The guidelines warn against over-optimistic expectations of quantum computing and suggest that while numerous potential applications have been suggested, realizing any benefit from them will require significant effort. Rather than pursuing the vague notion of quantum supremacy, which posits that quantum computing will eventually surpass the best performance of classical computing, Microsoft advises developers to seek out practical applications and benefits from quantum computing.
Matthias Troyer, Corporate Vice President of Microsoft Quantum, said, “Large-scale quantum computing will solve humanity’s most challenging problems, but not all problems,” adding that “applications for quantum computing, ranging from logistics and cosmology to financial market forecasting, carbon capture, big data analysis, biochemistry, and beyond, are increasing, and the industry is attracting significant interest from businesses, academia, and government leaders, but such optimism must be exercised with caution.”
Troyer emphasized that “the foundations of quantum physics determine which problems can benefit from quantum systems,” and that “finding practical quantum benefits or quantum utility is relatively rare because of specific properties that make quantum computers effective.”
Troyer identified two main obstacles to the use of quantum computing. First, despite additional costs, it is necessary to find algorithms that provide significant advantages over classical computers. Second, due to significant bottlenecks in retrieving and exporting data from quantum computers, it is impossible to use large amounts of data.

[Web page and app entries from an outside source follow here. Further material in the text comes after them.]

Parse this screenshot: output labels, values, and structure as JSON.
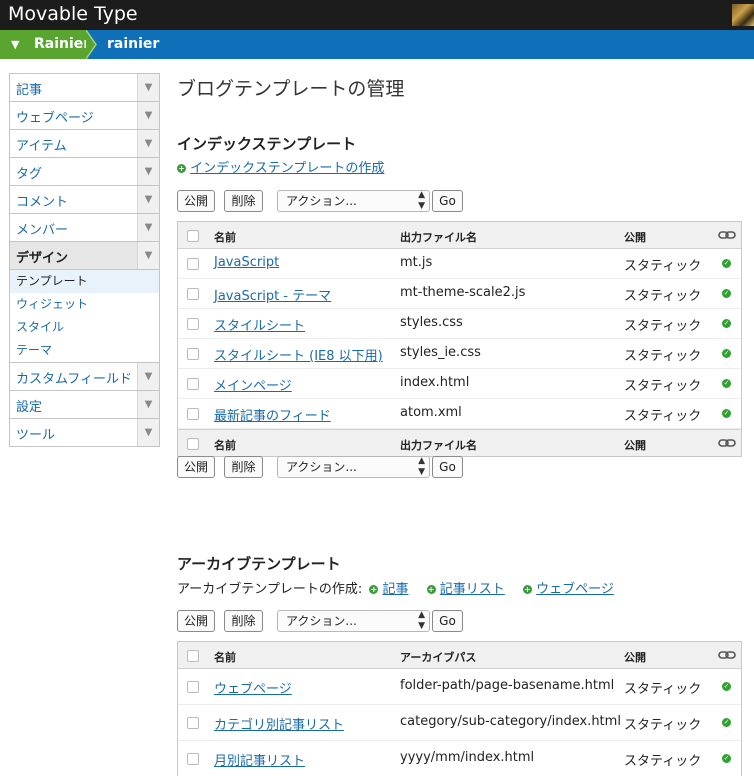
{
  "app": {
    "title": "Movable Type"
  },
  "breadcrumb": {
    "site": "Rainier",
    "blog": "rainier"
  },
  "sidebar": {
    "items": [
      {
        "label": "記事"
      },
      {
        "label": "ウェブページ"
      },
      {
        "label": "アイテム"
      },
      {
        "label": "タグ"
      },
      {
        "label": "コメント"
      },
      {
        "label": "メンバー"
      },
      {
        "label": "デザイン"
      },
      {
        "label": "カスタムフィールド"
      },
      {
        "label": "設定"
      },
      {
        "label": "ツール"
      }
    ],
    "design_sub": [
      {
        "label": "テンプレート"
      },
      {
        "label": "ウィジェット"
      },
      {
        "label": "スタイル"
      },
      {
        "label": "テーマ"
      }
    ]
  },
  "main": {
    "title": "ブログテンプレートの管理",
    "index_section": {
      "heading": "インデックステンプレート",
      "create_link": "インデックステンプレートの作成",
      "actions": {
        "publish": "公開",
        "delete": "削除",
        "select": "アクション...",
        "go": "Go"
      },
      "columns": {
        "name": "名前",
        "output": "出力ファイル名",
        "publish": "公開"
      },
      "rows": [
        {
          "name": "JavaScript",
          "output": "mt.js",
          "publish": "スタティック"
        },
        {
          "name": "JavaScript - テーマ",
          "output": "mt-theme-scale2.js",
          "publish": "スタティック"
        },
        {
          "name": "スタイルシート",
          "output": "styles.css",
          "publish": "スタティック"
        },
        {
          "name": "スタイルシート (IE8 以下用)",
          "output": "styles_ie.css",
          "publish": "スタティック"
        },
        {
          "name": "メインページ",
          "output": "index.html",
          "publish": "スタティック"
        },
        {
          "name": "最新記事のフィード",
          "output": "atom.xml",
          "publish": "スタティック"
        }
      ]
    },
    "archive_section": {
      "heading": "アーカイブテンプレート",
      "create_prefix": "アーカイブテンプレートの作成:",
      "create_links": [
        "記事",
        "記事リスト",
        "ウェブページ"
      ],
      "actions": {
        "publish": "公開",
        "delete": "削除",
        "select": "アクション...",
        "go": "Go"
      },
      "columns": {
        "name": "名前",
        "path": "アーカイブパス",
        "publish": "公開"
      },
      "rows": [
        {
          "name": "ウェブページ",
          "path": "folder-path/page-basename.html",
          "publish": "スタティック"
        },
        {
          "name": "カテゴリ別記事リスト",
          "path": "category/sub-category/index.html",
          "publish": "スタティック"
        },
        {
          "name": "月別記事リスト",
          "path": "yyyy/mm/index.html",
          "publish": "スタティック"
        }
      ]
    }
  },
  "colors": {
    "topbar": "#1c1c1c",
    "crumbbar": "#0f6fb9",
    "site": "#59a52f",
    "link": "#1a6aa8",
    "ok": "#2fa12f"
  }
}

The authors of the guidelines, Torsten Hehn, Thomas Häner, Matthias Troyer, propose challenging applications, such as cryptography, optimization in chemistry and materials science, big data, machine learning, database search, drug design and protein folding, fluid dynamics, and weather forecasting, to benefit from quantum acceleration.